Pressure Cooker vs Slow Cooker: Preparing Pot Roast
A pot roast is a delicious, economical meal that everyone loves. The slow-roasted beef cooked in a homemade stock with some carrots and onions perhaps served with a lovely glass of red wine – food of the Gods, in our opinion! In this article, we are going to compare 2 debatable cooking appliances for preparing pot roast, which is the pressure cooker vs the slow cooker.
The traditional way to make a pot roast is to slow cook it for the meat to become tender and moist. The cheaper the cut, the better the flavor is the usual rule – there is no point in buying an expensive cut because it just doesn’t work as well.
Cooking a pot roast in the slow cooker is very easy, and as with most home-cooked favorites, there is a wide range of different recipes and tips. This is essentially a one-pot meal that cooks a joint of meat alongside the vegetables and gravy. Where it differs from a stew or casserole is that you roast the whole piece of meat rather than dicing it before cooking.
If you are cooking this meal in a slow cooker, it does take a long time. You first sauté or brown the meat and then add the stock. In general, it takes about 4 hours on a high setting and around 8 hours on low. If you are going to add vegetables some cooks advise adding these about 45 minutes from the end. Other people cook it all together from the start. It is up to you.
Cooking a pot roast in a pressure cooker is much faster. Depending on the size of your meat joint and the recipe you are following, the results will be the same as slow cooking but will cook much faster.
As with slow cooking, you sear the meat first and then add onions. Now add the water or stock and set the pressure cooker to high pressure and cook.
For an average beef joint of around 3 lbs, this should take 70 minutes. Check out your recipe book and cooking instructions for the optimum cooking time. Slow-release the lid, and your pot roast meat will be ready to eat.
The slight downside to cooking a pot roast in a pressure cooker is that if you want to add vegetables, they will become mushy if you cook them for the same time as the meat. To do this, you should quick-release the pressure after you cook the meat for around 30 minutes, add your vegetables, replace the lid, and carrying on cooking the food together.

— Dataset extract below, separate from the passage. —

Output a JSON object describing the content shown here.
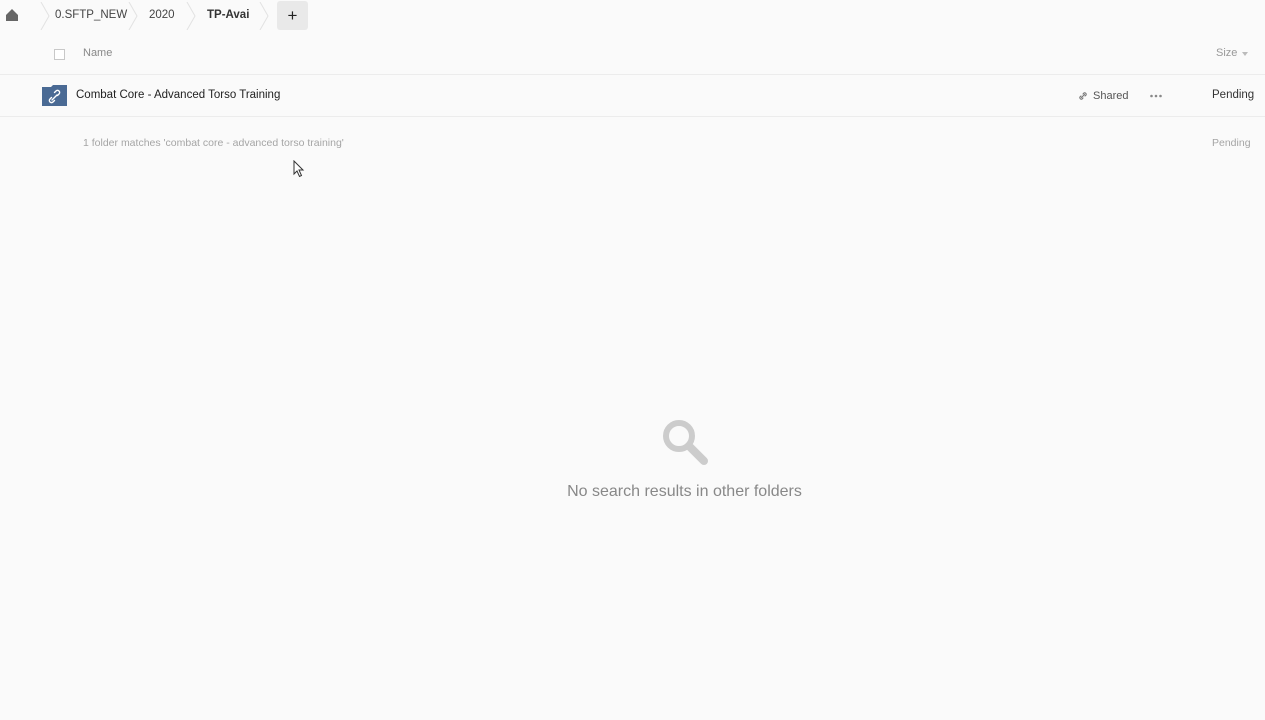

This is a slight inconvenience, but since cooking your pot roast in your pressure cooker saves you hours of cooking time, in our opinion, it is undoubtedly worth it.